■ **TASK ITEM**: Every line of the data below should be printed exactly. Nothing may be dropped.

= = = =

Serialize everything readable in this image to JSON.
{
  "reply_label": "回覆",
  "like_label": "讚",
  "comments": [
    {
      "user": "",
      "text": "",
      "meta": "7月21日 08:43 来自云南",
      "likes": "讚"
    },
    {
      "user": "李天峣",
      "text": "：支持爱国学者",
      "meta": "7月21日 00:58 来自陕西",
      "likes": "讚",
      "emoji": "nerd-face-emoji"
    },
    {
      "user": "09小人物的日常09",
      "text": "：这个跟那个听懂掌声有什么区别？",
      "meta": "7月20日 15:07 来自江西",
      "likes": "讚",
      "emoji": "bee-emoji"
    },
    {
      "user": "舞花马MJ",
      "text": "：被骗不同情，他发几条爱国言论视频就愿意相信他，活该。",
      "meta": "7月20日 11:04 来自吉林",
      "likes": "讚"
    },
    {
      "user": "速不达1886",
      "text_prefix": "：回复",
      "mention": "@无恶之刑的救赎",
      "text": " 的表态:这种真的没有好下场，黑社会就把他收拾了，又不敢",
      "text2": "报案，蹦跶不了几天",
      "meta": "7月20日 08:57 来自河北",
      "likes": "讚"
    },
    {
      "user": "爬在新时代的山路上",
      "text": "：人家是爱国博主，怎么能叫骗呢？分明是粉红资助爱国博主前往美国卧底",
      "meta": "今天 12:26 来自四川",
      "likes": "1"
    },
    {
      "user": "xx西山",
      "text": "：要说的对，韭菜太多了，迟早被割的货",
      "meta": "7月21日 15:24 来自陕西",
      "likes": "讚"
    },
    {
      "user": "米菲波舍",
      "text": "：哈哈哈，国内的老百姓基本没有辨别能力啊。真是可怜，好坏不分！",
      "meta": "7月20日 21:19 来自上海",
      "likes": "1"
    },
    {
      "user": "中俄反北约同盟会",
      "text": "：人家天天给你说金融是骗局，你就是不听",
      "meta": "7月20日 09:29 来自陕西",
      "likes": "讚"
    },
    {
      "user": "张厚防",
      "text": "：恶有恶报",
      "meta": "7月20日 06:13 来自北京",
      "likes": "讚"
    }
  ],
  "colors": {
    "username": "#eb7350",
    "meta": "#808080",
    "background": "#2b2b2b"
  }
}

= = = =

■ **RESPONSE TO THIS TASK**:
Serialize everything readable in this image to JSON.
{
  "reply_label": "回覆",
  "like_label": "讚",
  "comments": [
    {
      "user": "",
      "text": "",
      "meta": "7月21日 08:43 来自云南",
      "likes": "讚"
    },
    {
      "user": "李天峣",
      "text": "：支持爱国学者",
      "meta": "7月21日 00:58 来自陕西",
      "likes": "讚",
      "emoji": "nerd-face-emoji"
    },
    {
      "user": "09小人物的日常09",
      "text": "：这个跟那个听懂掌声有什么区别？",
      "meta": "7月20日 15:07 来自江西",
      "likes": "讚",
      "emoji": "bee-emoji"
    },
    {
      "user": "舞花马MJ",
      "text": "：被骗不同情，他发几条爱国言论视频就愿意相信他，活该。",
      "meta": "7月20日 11:04 来自吉林",
      "likes": "讚"
    },
    {
      "user": "速不达1886",
      "text_prefix": "：回复",
      "mention": "@无恶之刑的救赎",
      "text": " 的表态:这种真的没有好下场，黑社会就把他收拾了，又不敢",
      "text2": "报案，蹦跶不了几天",
      "meta": "7月20日 08:57 来自河北",
      "likes": "讚"
    },
    {
      "user": "爬在新时代的山路上",
      "text": "：人家是爱国博主，怎么能叫骗呢？分明是粉红资助爱国博主前往美国卧底",
      "meta": "今天 12:26 来自四川",
      "likes": "1"
    },
    {
      "user": "xx西山",
      "text": "：要说的对，韭菜太多了，迟早被割的货",
      "meta": "7月21日 15:24 来自陕西",
      "likes": "讚"
    },
    {
      "user": "米菲波舍",
      "text": "：哈哈哈，国内的老百姓基本没有辨别能力啊。真是可怜，好坏不分！",
      "meta": "7月20日 21:19 来自上海",
      "likes": "1"
    },
    {
      "user": "中俄反北约同盟会",
      "text": "：人家天天给你说金融是骗局，你就是不听",
      "meta": "7月20日 09:29 来自陕西",
      "likes": "讚"
    },
    {
      "user": "张厚防",
      "text": "：恶有恶报",
      "meta": "7月20日 06:13 来自北京",
      "likes": "讚"
    }
  ],
  "colors": {
    "username": "#eb7350",
    "meta": "#808080",
    "background": "#2b2b2b"
  }
}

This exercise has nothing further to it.